Collected data:

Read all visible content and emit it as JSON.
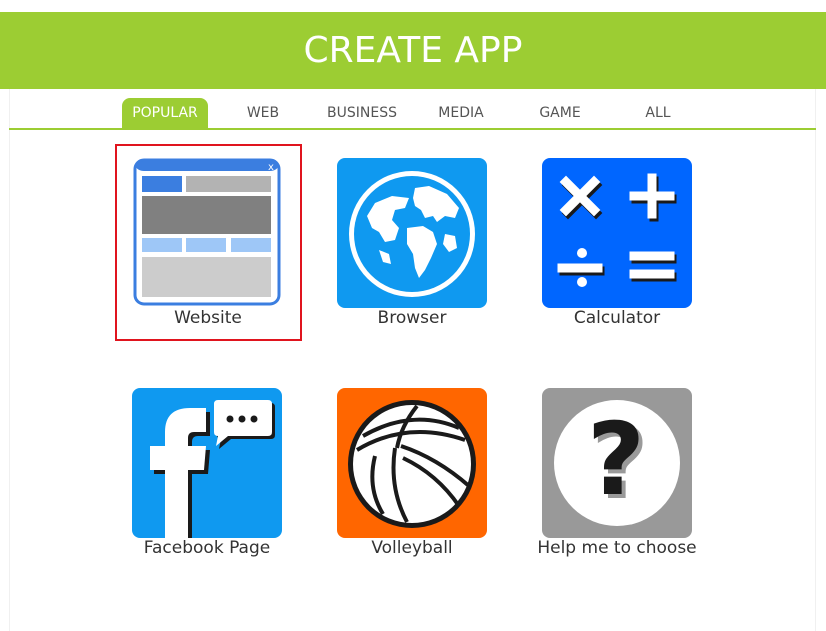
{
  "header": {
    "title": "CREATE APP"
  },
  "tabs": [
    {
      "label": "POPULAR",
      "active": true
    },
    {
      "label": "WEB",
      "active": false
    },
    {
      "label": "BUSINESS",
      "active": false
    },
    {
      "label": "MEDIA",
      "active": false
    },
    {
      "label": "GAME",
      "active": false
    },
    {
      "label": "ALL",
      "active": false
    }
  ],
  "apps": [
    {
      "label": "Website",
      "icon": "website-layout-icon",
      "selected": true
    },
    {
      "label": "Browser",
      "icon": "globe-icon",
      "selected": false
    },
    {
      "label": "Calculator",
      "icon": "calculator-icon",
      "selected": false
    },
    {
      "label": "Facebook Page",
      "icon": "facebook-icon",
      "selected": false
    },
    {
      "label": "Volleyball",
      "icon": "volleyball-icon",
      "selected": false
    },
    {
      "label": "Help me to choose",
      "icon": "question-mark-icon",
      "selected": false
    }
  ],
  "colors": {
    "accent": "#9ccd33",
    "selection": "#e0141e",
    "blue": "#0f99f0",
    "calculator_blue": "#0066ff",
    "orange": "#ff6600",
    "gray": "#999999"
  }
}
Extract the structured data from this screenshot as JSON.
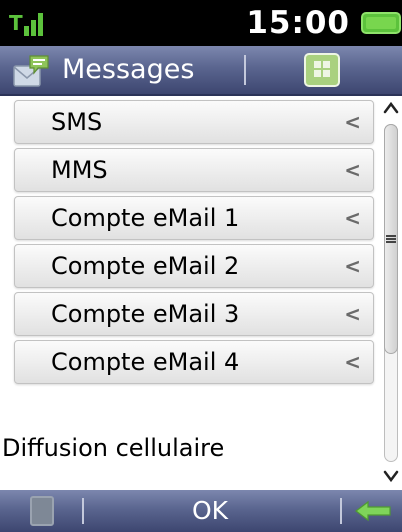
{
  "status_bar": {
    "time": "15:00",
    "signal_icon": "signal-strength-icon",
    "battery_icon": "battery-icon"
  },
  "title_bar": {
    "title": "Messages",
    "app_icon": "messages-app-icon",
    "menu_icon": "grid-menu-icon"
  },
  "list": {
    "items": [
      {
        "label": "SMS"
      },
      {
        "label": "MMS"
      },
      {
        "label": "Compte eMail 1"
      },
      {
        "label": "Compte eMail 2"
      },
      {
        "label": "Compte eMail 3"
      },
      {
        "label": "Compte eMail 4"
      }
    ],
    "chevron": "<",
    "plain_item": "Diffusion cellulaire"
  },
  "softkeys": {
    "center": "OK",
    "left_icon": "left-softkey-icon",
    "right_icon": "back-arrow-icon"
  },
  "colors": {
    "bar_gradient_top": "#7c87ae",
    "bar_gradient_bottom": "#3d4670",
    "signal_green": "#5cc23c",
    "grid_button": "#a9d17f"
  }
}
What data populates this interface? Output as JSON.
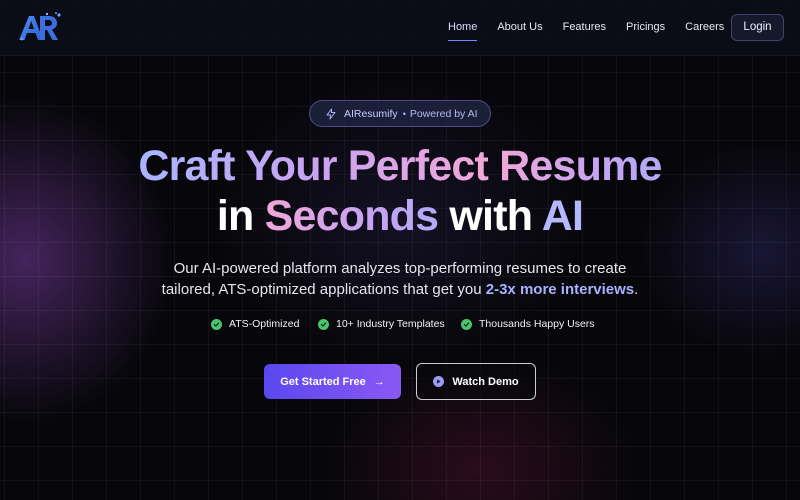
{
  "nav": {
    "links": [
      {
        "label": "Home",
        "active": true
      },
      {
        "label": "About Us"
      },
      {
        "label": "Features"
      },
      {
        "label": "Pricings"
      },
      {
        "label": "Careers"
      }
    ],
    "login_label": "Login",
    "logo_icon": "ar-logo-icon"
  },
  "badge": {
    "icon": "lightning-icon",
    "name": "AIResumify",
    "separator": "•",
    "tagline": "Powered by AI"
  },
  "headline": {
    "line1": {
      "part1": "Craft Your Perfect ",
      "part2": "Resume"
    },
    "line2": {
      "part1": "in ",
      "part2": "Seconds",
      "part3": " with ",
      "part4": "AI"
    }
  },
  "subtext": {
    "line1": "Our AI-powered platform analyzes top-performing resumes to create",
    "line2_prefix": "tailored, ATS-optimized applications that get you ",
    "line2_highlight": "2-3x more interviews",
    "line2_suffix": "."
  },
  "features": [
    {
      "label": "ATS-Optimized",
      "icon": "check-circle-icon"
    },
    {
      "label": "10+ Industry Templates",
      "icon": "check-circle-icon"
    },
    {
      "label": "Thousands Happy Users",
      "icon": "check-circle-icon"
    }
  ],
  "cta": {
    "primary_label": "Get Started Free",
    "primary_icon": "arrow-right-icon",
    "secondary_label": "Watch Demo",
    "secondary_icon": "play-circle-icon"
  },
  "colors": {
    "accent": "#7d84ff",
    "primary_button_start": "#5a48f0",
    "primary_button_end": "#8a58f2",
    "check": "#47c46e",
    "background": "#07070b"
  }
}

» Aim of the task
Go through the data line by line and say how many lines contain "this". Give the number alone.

» Answer area
2